#### [Try it]
Whenever a line carries the word "text", pull it out of the entries.

#### [Information supplied]
>>>

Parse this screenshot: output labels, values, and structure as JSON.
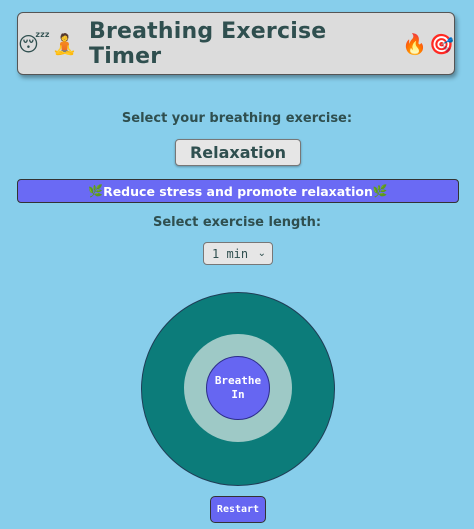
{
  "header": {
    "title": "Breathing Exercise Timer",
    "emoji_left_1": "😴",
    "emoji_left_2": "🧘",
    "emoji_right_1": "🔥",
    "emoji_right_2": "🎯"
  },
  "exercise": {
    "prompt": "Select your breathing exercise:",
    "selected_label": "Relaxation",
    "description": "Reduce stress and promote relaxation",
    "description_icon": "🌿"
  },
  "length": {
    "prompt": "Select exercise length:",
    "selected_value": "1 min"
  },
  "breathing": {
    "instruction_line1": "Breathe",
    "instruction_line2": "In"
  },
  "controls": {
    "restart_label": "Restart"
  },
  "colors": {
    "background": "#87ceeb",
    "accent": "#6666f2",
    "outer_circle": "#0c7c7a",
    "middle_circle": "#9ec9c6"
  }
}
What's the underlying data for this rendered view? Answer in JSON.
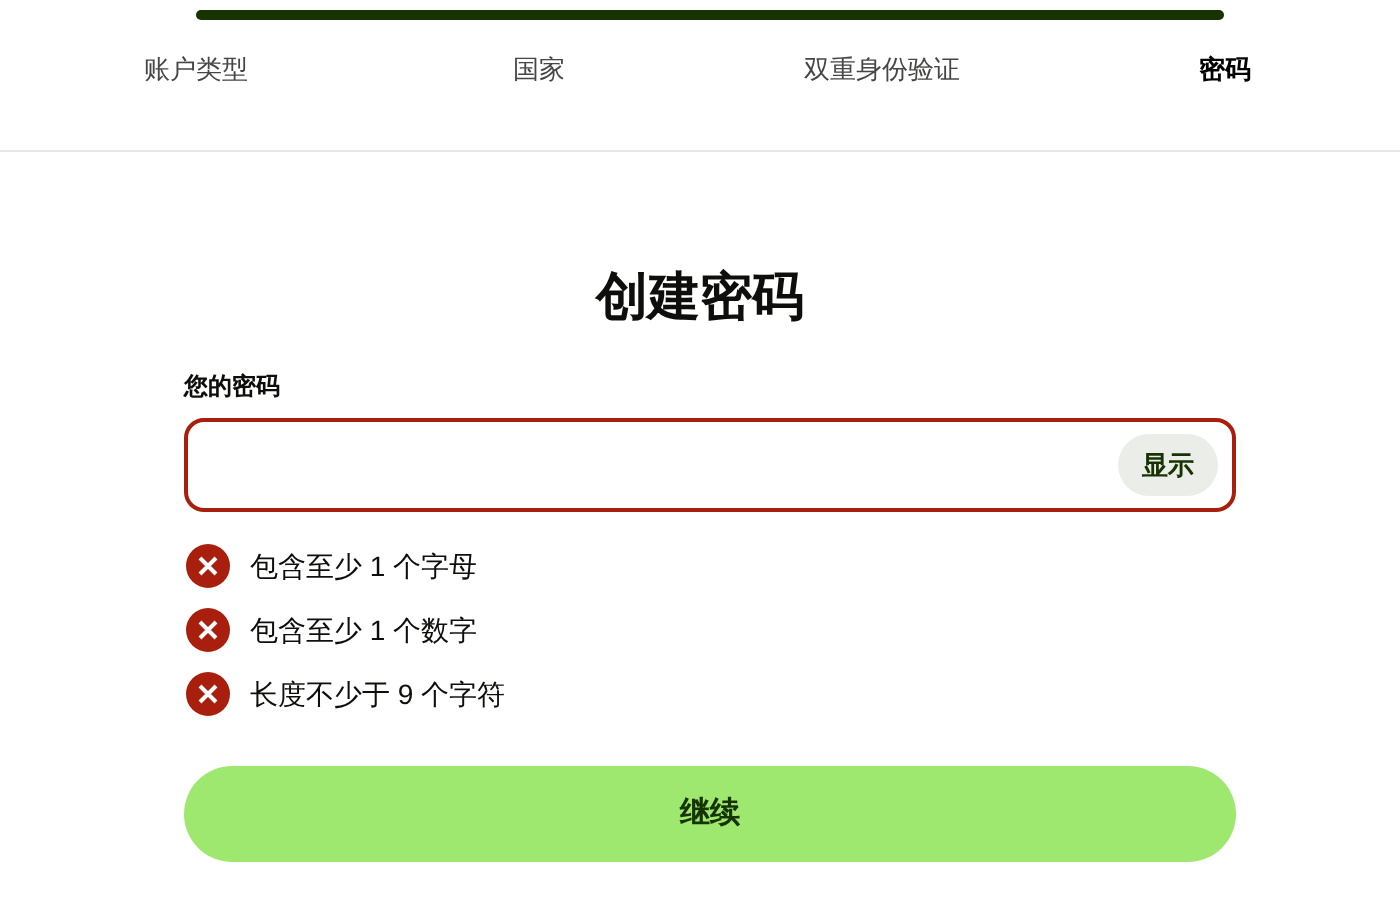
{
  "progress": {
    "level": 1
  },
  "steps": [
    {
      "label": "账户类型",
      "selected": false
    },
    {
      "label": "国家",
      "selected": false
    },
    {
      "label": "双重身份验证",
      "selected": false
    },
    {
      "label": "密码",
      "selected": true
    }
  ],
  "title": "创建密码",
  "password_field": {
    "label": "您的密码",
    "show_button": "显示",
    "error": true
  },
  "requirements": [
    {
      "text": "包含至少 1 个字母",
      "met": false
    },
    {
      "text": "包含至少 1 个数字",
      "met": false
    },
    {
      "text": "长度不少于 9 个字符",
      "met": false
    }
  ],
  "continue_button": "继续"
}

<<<

#### [Response area]
      "text": "包含至少 1 个字母",
      "text": "包含至少 1 个数字",
      "text": "长度不少于 9 个字符",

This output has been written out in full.